Aim of the task:
Read each line of the material and note whether it contains "Podology". Give the number of such lines and nothing else.
+ + + + + + +
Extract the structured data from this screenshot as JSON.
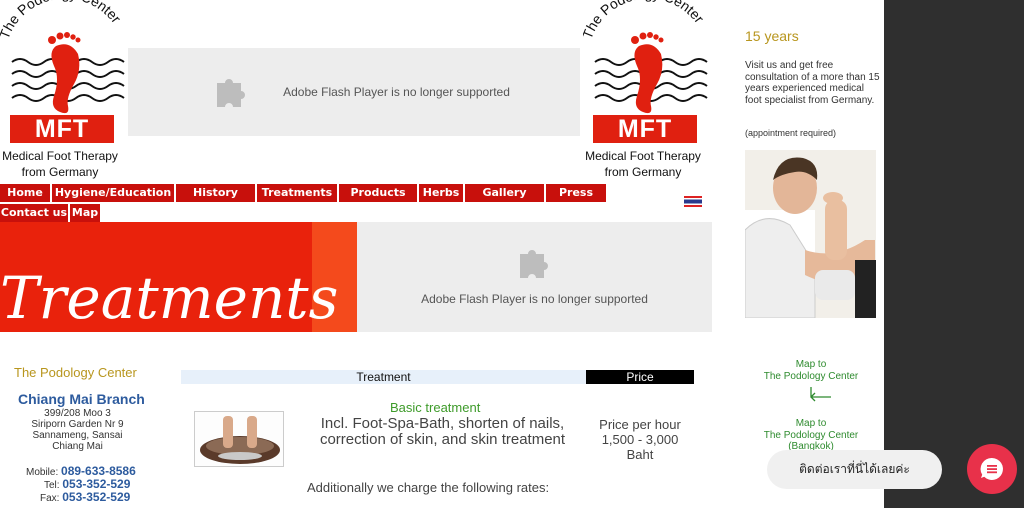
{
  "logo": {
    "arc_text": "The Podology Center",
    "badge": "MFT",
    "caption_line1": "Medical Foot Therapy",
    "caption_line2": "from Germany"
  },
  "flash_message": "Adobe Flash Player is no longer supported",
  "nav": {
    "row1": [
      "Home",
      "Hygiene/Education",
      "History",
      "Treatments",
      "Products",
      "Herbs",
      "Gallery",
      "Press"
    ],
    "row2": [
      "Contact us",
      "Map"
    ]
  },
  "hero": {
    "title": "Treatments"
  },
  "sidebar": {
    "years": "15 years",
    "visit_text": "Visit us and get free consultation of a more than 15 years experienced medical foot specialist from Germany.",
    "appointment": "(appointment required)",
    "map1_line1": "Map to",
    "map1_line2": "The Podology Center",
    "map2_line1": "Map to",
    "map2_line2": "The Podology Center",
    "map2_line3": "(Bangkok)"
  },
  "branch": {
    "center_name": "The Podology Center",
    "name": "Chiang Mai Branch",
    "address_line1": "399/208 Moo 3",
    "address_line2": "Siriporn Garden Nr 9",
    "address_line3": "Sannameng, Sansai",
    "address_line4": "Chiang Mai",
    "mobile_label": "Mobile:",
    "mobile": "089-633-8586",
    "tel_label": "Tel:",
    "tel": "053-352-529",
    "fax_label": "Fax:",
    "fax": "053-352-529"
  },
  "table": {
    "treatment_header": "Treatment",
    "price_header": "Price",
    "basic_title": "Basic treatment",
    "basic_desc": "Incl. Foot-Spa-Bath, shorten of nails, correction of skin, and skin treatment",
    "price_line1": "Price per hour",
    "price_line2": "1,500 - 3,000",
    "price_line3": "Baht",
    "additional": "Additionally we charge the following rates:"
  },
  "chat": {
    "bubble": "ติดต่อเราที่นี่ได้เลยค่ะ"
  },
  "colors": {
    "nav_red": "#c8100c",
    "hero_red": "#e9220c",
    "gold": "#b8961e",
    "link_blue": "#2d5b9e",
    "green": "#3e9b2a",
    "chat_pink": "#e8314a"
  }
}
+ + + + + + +
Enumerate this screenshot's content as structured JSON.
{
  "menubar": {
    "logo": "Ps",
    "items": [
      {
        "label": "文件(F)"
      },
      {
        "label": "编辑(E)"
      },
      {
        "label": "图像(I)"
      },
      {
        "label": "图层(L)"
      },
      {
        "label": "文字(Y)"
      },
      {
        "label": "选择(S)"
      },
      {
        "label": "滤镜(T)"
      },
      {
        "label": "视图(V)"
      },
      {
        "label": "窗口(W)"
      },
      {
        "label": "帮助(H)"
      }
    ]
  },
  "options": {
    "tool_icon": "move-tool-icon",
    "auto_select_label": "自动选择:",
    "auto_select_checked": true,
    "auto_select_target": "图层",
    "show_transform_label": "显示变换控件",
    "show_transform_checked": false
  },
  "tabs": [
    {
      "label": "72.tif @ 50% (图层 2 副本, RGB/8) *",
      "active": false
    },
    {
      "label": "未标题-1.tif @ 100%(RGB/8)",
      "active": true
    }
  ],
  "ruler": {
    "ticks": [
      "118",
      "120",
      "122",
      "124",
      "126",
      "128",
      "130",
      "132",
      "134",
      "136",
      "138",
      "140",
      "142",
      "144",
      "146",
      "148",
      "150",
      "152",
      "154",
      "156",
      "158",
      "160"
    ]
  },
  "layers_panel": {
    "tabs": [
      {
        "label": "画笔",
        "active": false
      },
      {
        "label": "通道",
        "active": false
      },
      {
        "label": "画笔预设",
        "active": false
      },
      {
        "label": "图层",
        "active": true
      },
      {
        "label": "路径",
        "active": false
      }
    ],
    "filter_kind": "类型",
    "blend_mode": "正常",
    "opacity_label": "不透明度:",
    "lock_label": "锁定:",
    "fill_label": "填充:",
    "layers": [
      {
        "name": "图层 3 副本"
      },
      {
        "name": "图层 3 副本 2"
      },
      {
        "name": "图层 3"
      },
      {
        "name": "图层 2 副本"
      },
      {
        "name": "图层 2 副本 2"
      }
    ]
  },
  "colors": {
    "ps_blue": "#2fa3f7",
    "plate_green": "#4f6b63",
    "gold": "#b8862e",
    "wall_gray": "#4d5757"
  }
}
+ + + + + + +
Answer to the problem:
4